Sure, the timing of Krowinski’s and Balint’s statements was deliberate. It was aimed at getting the Vermont news media to look at another point of view for a few minutes, and to get a word in edgewise.
Scott knows how effective his approach has been. Vermont’s numbers prove he has been highly effective. (Incidentally, the approach also got him handily re-elected without ever officially campaigning, which some critics have called “playing politics,” too.)
One could say that the Democratic leaders of the House and Senate calling for more steps from the Republican governor is political. It also could be seen as leadership, by pushing back and challenging authority.
Krowinski and Balint are looking at the same data, the same news reports, and they, too, are hearing from Vermonters who have concerns right now.
Based on what they are hearing, Vermonters are asking: Shouldn’t this governor issue a temporary indoor mask mandate? And shouldn’t there be a uniform set of guidelines for school districts?
Could action on those questions cause headaches for Vermonters? Of course. But if it actually does mitigate the spread of the delta variant, protect our children and educators, and provide reassurance, why not?
In her statement, the House speaker wrote, “Since the start of the pandemic, Vermont has been leading the nation in our response to COVID, and Vermonters have stepped up heroically, steadfastly, and let evidence-based science guide our policy response. That’s why I am concerned that the Governor’s change in strategy is failing to keep Vermonters, all of us, safe. We need to be more proactive in following guidance from the (Centers for Disease Control and Prevention) and ensure that we are doing everything we can to mitigate the spread of the virus. Students, teachers and staff are returning to school this week, and all Vermonters should be confident that everything is being done to protect everyone in these congregate settings.”
She went on: “It is encouraging that our case rate appears to be declining compared to two weeks ago, but Vermonters have consistently asked why we aren’t doing more to prevent the spread of the virus. We have the tools available to protect ourselves, and any step we can take to prevent someone from being hospitalized or succumbing to this virus is worth taking.”
And Balint followed up, stating :”I support the speaker’s desire to refocus the statewide conversation about the ongoing pandemic on several key questions. As the delta variant of COVID-19 has taken hold in Vermont, we and our legislative colleagues are fielding many questions from our constituents, our schools, and our businesses about our statewide strategy.
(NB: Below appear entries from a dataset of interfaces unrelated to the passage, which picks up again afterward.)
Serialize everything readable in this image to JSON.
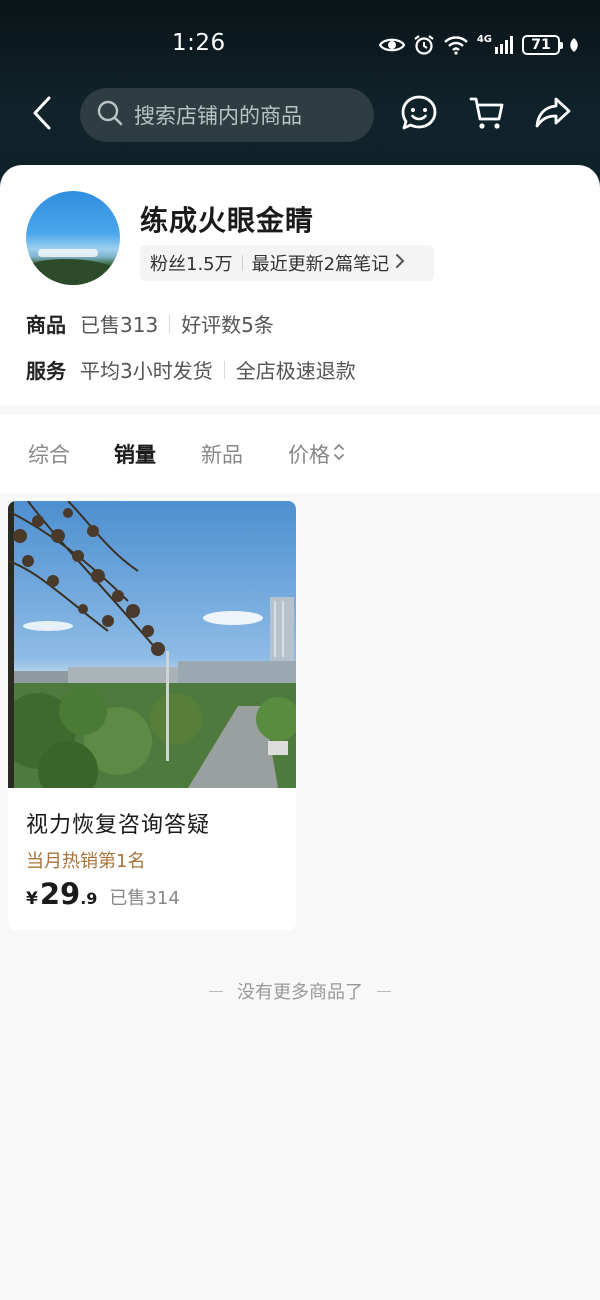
{
  "status_bar": {
    "time": "1:26",
    "network": "4G",
    "battery": "71"
  },
  "nav": {
    "search_placeholder": "搜索店铺内的商品"
  },
  "shop": {
    "name": "练成火眼金睛",
    "fans": "粉丝1.5万",
    "notes": "最近更新2篇笔记",
    "goods_label": "商品",
    "sold": "已售313",
    "reviews": "好评数5条",
    "service_label": "服务",
    "shipping": "平均3小时发货",
    "refund": "全店极速退款"
  },
  "sort_tabs": [
    {
      "label": "综合",
      "active": false
    },
    {
      "label": "销量",
      "active": true
    },
    {
      "label": "新品",
      "active": false
    },
    {
      "label": "价格",
      "active": false
    }
  ],
  "products": [
    {
      "title": "视力恢复咨询答疑",
      "rank": "当月热销第1名",
      "currency": "¥",
      "price_int": "29",
      "price_dec": ".9",
      "sold": "已售314"
    }
  ],
  "footer": {
    "end_text": "没有更多商品了"
  },
  "colors": {
    "header_bg": "#10232a",
    "rank_color": "#a8743a"
  },
  "icons": [
    "back-icon",
    "search-icon",
    "message-icon",
    "cart-icon",
    "share-icon",
    "chevron-right-icon",
    "sort-updown-icon"
  ]
}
I want to make sure all of us in state government continue to provide Vermonters with the information and confidence they need to navigate this next phase safely — both for themselves and their families.”
We need all perspectives right now. Vermonters deserve answers without stolen spotlights and blame games.
This editorial first appeared in the Rutland Herald on Aug. 25.